Collected data
————————
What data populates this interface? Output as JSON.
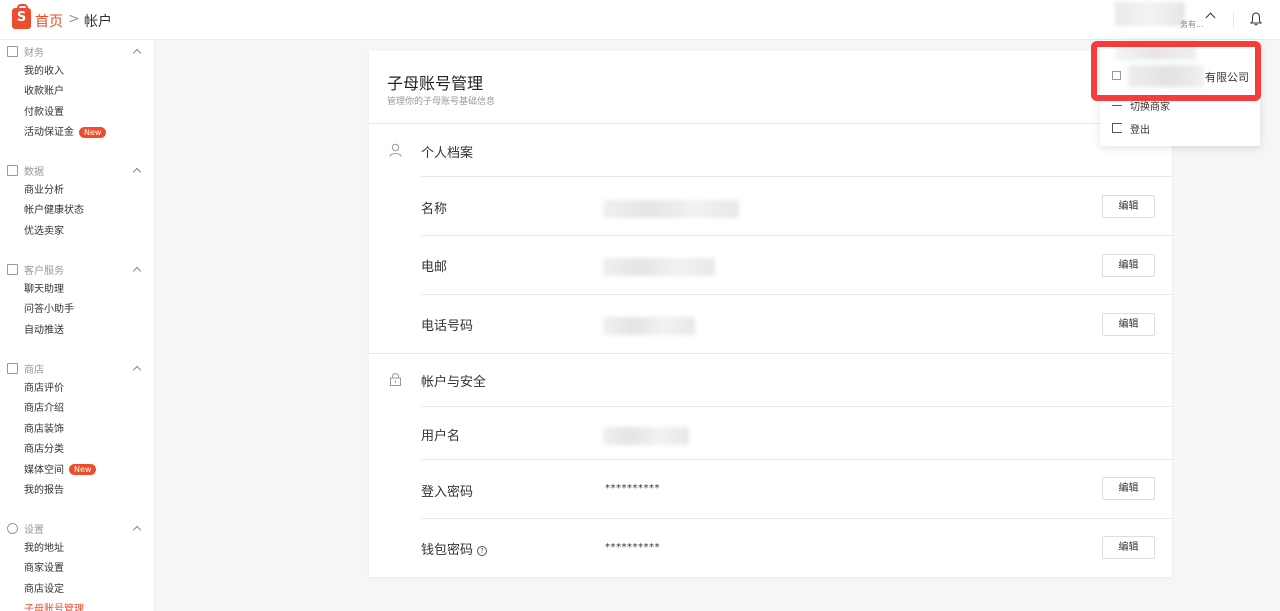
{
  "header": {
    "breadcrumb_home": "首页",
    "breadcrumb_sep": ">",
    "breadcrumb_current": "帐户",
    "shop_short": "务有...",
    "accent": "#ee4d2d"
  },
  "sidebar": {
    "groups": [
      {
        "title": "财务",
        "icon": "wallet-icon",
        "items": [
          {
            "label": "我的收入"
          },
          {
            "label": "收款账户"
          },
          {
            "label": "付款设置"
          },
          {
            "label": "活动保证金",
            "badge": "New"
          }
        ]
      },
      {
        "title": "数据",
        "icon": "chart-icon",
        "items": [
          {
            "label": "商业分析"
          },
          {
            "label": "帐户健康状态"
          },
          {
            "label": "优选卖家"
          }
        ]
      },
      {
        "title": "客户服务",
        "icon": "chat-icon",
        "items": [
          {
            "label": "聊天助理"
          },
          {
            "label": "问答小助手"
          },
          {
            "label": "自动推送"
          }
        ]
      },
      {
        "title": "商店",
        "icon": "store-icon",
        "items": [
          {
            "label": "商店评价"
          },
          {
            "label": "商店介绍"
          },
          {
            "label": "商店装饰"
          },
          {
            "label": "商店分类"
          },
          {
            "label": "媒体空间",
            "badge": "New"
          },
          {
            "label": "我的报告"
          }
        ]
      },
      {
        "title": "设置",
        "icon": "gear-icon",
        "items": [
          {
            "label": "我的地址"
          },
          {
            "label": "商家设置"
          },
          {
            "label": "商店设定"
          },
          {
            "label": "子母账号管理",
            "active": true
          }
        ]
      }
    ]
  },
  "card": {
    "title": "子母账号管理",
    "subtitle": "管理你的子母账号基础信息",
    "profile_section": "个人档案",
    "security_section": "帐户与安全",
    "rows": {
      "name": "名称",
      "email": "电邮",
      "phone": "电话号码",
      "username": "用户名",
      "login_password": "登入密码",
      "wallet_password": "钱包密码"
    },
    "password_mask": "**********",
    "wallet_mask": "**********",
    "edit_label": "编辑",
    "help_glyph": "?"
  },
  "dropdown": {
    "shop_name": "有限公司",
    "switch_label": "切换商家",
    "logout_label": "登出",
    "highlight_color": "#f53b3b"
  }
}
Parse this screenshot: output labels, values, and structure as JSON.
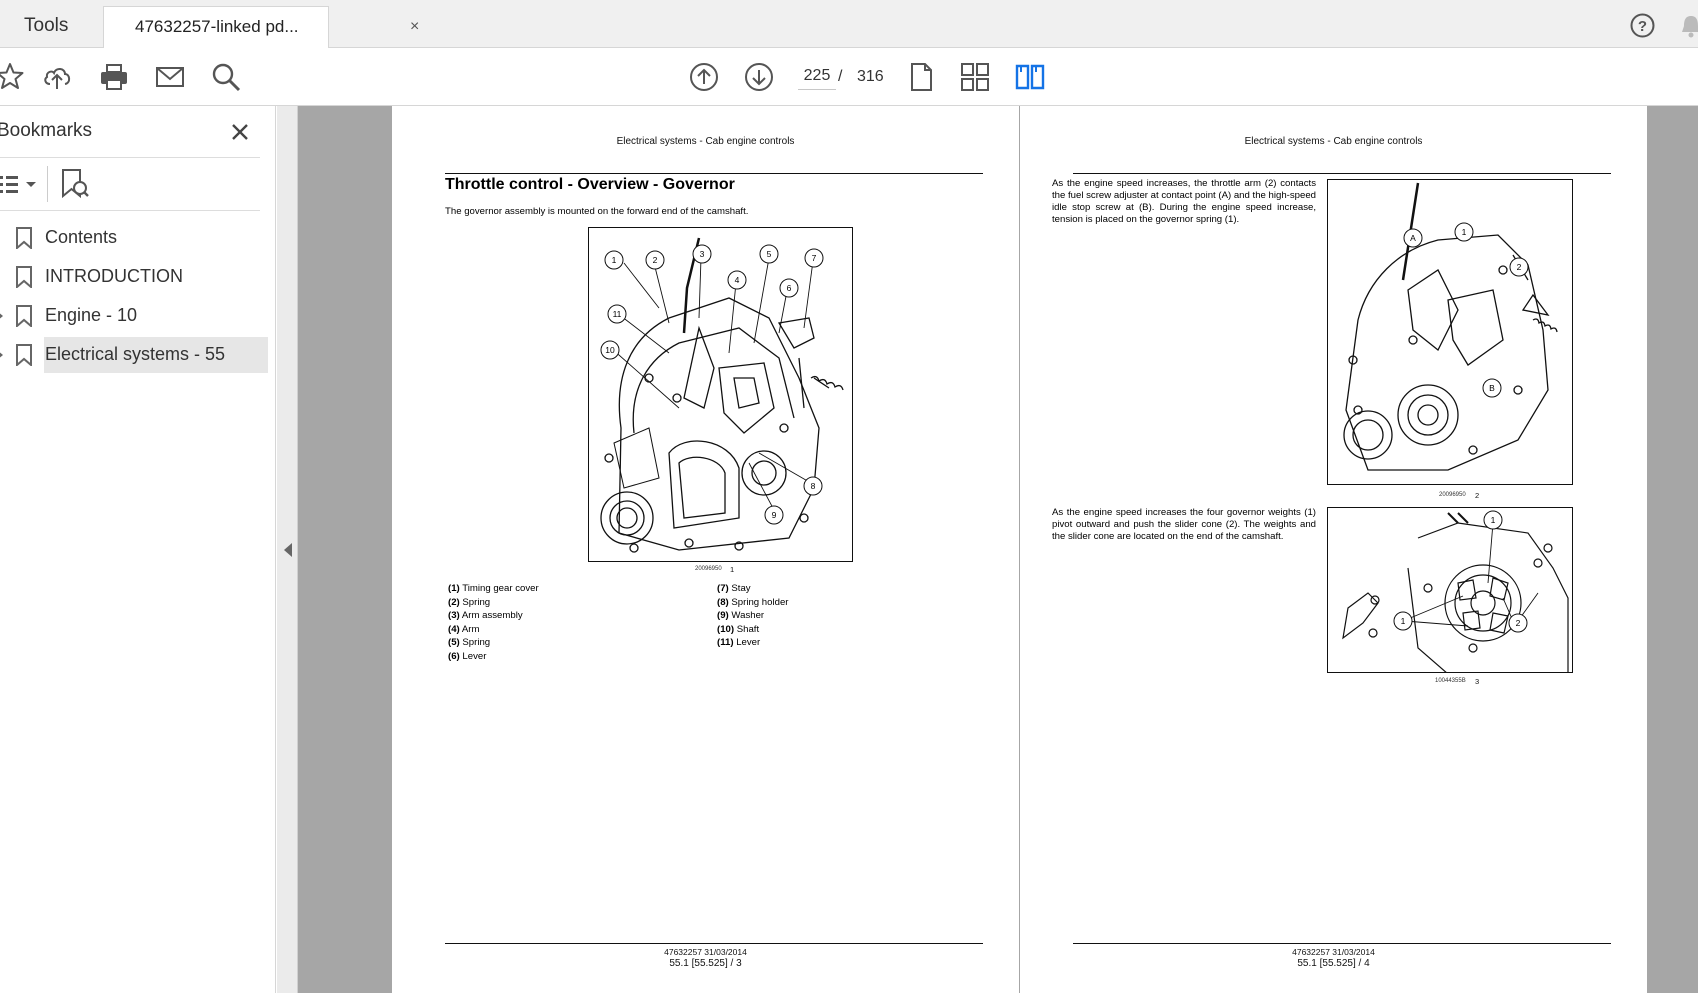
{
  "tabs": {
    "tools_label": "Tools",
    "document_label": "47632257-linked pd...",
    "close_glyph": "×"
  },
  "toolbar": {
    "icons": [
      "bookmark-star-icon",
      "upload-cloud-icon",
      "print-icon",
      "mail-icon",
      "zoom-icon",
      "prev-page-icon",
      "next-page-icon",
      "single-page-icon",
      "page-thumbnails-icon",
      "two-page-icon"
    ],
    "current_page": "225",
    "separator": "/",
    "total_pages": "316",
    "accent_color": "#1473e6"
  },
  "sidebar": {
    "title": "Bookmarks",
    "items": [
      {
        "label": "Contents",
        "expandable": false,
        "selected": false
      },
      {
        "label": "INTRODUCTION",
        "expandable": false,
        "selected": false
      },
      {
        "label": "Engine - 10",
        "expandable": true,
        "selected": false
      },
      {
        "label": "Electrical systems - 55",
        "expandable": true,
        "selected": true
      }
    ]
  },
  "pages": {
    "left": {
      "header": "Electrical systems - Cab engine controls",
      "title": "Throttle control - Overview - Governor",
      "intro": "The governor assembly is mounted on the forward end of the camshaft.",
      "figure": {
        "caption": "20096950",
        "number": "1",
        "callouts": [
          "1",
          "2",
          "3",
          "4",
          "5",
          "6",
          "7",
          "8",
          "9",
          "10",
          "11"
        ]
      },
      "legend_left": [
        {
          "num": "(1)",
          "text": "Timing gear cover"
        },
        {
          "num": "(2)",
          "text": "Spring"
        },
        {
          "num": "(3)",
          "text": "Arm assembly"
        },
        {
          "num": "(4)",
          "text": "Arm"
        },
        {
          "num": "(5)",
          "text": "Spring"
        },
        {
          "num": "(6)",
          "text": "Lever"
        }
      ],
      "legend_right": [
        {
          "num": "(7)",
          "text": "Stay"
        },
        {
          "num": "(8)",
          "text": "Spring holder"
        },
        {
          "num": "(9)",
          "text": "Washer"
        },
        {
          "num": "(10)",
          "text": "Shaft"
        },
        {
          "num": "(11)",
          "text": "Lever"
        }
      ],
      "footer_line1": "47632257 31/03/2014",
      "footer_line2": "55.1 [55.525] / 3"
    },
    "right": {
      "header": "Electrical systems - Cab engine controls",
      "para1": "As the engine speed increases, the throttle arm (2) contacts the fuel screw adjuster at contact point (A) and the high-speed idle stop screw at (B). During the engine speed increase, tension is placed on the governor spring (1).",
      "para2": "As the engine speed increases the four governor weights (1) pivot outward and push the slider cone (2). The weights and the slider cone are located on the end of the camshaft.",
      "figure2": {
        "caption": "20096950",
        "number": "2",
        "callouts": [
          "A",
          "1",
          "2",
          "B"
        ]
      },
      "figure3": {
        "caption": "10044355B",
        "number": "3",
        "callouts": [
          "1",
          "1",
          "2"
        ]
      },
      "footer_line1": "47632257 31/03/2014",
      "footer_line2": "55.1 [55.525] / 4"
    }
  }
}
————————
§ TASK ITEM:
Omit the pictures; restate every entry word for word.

§ SOLUTION BELOW:
What data populates this interface? Output as JSON.
{
  "header": {
    "breadcrumb_home": "首页",
    "breadcrumb_sep": ">",
    "breadcrumb_current": "帐户",
    "shop_short": "务有...",
    "accent": "#ee4d2d"
  },
  "sidebar": {
    "groups": [
      {
        "title": "财务",
        "icon": "wallet-icon",
        "items": [
          {
            "label": "我的收入"
          },
          {
            "label": "收款账户"
          },
          {
            "label": "付款设置"
          },
          {
            "label": "活动保证金",
            "badge": "New"
          }
        ]
      },
      {
        "title": "数据",
        "icon": "chart-icon",
        "items": [
          {
            "label": "商业分析"
          },
          {
            "label": "帐户健康状态"
          },
          {
            "label": "优选卖家"
          }
        ]
      },
      {
        "title": "客户服务",
        "icon": "chat-icon",
        "items": [
          {
            "label": "聊天助理"
          },
          {
            "label": "问答小助手"
          },
          {
            "label": "自动推送"
          }
        ]
      },
      {
        "title": "商店",
        "icon": "store-icon",
        "items": [
          {
            "label": "商店评价"
          },
          {
            "label": "商店介绍"
          },
          {
            "label": "商店装饰"
          },
          {
            "label": "商店分类"
          },
          {
            "label": "媒体空间",
            "badge": "New"
          },
          {
            "label": "我的报告"
          }
        ]
      },
      {
        "title": "设置",
        "icon": "gear-icon",
        "items": [
          {
            "label": "我的地址"
          },
          {
            "label": "商家设置"
          },
          {
            "label": "商店设定"
          },
          {
            "label": "子母账号管理",
            "active": true
          }
        ]
      }
    ]
  },
  "card": {
    "title": "子母账号管理",
    "subtitle": "管理你的子母账号基础信息",
    "profile_section": "个人档案",
    "security_section": "帐户与安全",
    "rows": {
      "name": "名称",
      "email": "电邮",
      "phone": "电话号码",
      "username": "用户名",
      "login_password": "登入密码",
      "wallet_password": "钱包密码"
    },
    "password_mask": "**********",
    "wallet_mask": "**********",
    "edit_label": "编辑",
    "help_glyph": "?"
  },
  "dropdown": {
    "shop_name": "有限公司",
    "switch_label": "切换商家",
    "logout_label": "登出",
    "highlight_color": "#f53b3b"
  }
}
Parse this screenshot: output labels, values, and structure as JSON.
{
  "tabs": {
    "tools_label": "Tools",
    "document_label": "47632257-linked pd...",
    "close_glyph": "×"
  },
  "toolbar": {
    "icons": [
      "bookmark-star-icon",
      "upload-cloud-icon",
      "print-icon",
      "mail-icon",
      "zoom-icon",
      "prev-page-icon",
      "next-page-icon",
      "single-page-icon",
      "page-thumbnails-icon",
      "two-page-icon"
    ],
    "current_page": "225",
    "separator": "/",
    "total_pages": "316",
    "accent_color": "#1473e6"
  },
  "sidebar": {
    "title": "Bookmarks",
    "items": [
      {
        "label": "Contents",
        "expandable": false,
        "selected": false
      },
      {
        "label": "INTRODUCTION",
        "expandable": false,
        "selected": false
      },
      {
        "label": "Engine - 10",
        "expandable": true,
        "selected": false
      },
      {
        "label": "Electrical systems - 55",
        "expandable": true,
        "selected": true
      }
    ]
  },
  "pages": {
    "left": {
      "header": "Electrical systems - Cab engine controls",
      "title": "Throttle control - Overview - Governor",
      "intro": "The governor assembly is mounted on the forward end of the camshaft.",
      "figure": {
        "caption": "20096950",
        "number": "1",
        "callouts": [
          "1",
          "2",
          "3",
          "4",
          "5",
          "6",
          "7",
          "8",
          "9",
          "10",
          "11"
        ]
      },
      "legend_left": [
        {
          "num": "(1)",
          "text": "Timing gear cover"
        },
        {
          "num": "(2)",
          "text": "Spring"
        },
        {
          "num": "(3)",
          "text": "Arm assembly"
        },
        {
          "num": "(4)",
          "text": "Arm"
        },
        {
          "num": "(5)",
          "text": "Spring"
        },
        {
          "num": "(6)",
          "text": "Lever"
        }
      ],
      "legend_right": [
        {
          "num": "(7)",
          "text": "Stay"
        },
        {
          "num": "(8)",
          "text": "Spring holder"
        },
        {
          "num": "(9)",
          "text": "Washer"
        },
        {
          "num": "(10)",
          "text": "Shaft"
        },
        {
          "num": "(11)",
          "text": "Lever"
        }
      ],
      "footer_line1": "47632257 31/03/2014",
      "footer_line2": "55.1 [55.525] / 3"
    },
    "right": {
      "header": "Electrical systems - Cab engine controls",
      "para1": "As the engine speed increases, the throttle arm (2) contacts the fuel screw adjuster at contact point (A) and the high-speed idle stop screw at (B). During the engine speed increase, tension is placed on the governor spring (1).",
      "para2": "As the engine speed increases the four governor weights (1) pivot outward and push the slider cone (2). The weights and the slider cone are located on the end of the camshaft.",
      "figure2": {
        "caption": "20096950",
        "number": "2",
        "callouts": [
          "A",
          "1",
          "2",
          "B"
        ]
      },
      "figure3": {
        "caption": "10044355B",
        "number": "3",
        "callouts": [
          "1",
          "1",
          "2"
        ]
      },
      "footer_line1": "47632257 31/03/2014",
      "footer_line2": "55.1 [55.525] / 4"
    }
  }
}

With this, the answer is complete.